**ENTRIES SHOWN:**
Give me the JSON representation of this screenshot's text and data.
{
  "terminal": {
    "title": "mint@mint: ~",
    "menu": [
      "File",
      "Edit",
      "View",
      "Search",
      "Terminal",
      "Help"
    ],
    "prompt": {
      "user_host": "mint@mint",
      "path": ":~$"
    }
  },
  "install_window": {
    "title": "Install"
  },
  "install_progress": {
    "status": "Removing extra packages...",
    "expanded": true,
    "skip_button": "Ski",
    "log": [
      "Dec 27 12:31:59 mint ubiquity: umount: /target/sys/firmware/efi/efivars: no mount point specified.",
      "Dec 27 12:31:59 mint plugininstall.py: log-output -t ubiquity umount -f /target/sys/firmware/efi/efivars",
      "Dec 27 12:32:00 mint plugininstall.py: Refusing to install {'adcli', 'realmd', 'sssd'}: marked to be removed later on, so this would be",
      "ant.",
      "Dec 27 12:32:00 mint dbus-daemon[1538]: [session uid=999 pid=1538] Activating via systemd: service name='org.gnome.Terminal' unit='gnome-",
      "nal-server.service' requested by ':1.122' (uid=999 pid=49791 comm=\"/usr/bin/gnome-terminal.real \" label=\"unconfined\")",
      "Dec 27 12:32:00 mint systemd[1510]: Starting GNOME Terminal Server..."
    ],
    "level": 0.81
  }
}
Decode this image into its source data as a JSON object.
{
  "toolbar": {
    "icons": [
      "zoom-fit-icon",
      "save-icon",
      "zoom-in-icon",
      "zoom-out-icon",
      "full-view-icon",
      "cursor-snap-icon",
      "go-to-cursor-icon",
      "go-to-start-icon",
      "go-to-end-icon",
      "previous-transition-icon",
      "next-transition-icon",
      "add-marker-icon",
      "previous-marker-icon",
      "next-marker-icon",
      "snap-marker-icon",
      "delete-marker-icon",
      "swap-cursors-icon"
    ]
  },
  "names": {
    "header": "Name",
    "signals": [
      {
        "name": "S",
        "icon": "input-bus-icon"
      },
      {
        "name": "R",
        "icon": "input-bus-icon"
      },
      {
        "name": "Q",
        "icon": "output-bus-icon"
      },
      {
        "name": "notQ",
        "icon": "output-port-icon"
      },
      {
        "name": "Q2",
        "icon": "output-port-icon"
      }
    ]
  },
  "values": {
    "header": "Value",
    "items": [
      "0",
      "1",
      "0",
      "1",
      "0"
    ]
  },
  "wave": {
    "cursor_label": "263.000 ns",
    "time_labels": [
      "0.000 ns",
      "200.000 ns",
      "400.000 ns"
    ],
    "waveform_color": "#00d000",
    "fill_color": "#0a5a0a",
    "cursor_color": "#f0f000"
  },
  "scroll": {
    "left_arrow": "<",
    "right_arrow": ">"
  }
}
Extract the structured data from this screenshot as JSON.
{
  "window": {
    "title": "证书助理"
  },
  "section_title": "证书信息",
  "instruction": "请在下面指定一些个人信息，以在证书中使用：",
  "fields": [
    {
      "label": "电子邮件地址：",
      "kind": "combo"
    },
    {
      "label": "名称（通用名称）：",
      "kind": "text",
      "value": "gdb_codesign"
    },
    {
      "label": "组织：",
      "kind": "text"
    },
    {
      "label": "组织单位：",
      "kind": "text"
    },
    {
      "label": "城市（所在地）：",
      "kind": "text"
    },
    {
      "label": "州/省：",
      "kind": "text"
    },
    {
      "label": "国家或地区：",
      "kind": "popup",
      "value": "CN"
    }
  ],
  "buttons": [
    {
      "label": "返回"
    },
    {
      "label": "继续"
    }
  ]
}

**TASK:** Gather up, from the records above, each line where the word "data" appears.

**FINISHED EXERCISE:**
Give me the JSON representation of this screenshot's text and data.
Decode this image into its source data as a JSON object.
Extract the structured data from this screenshot as JSON.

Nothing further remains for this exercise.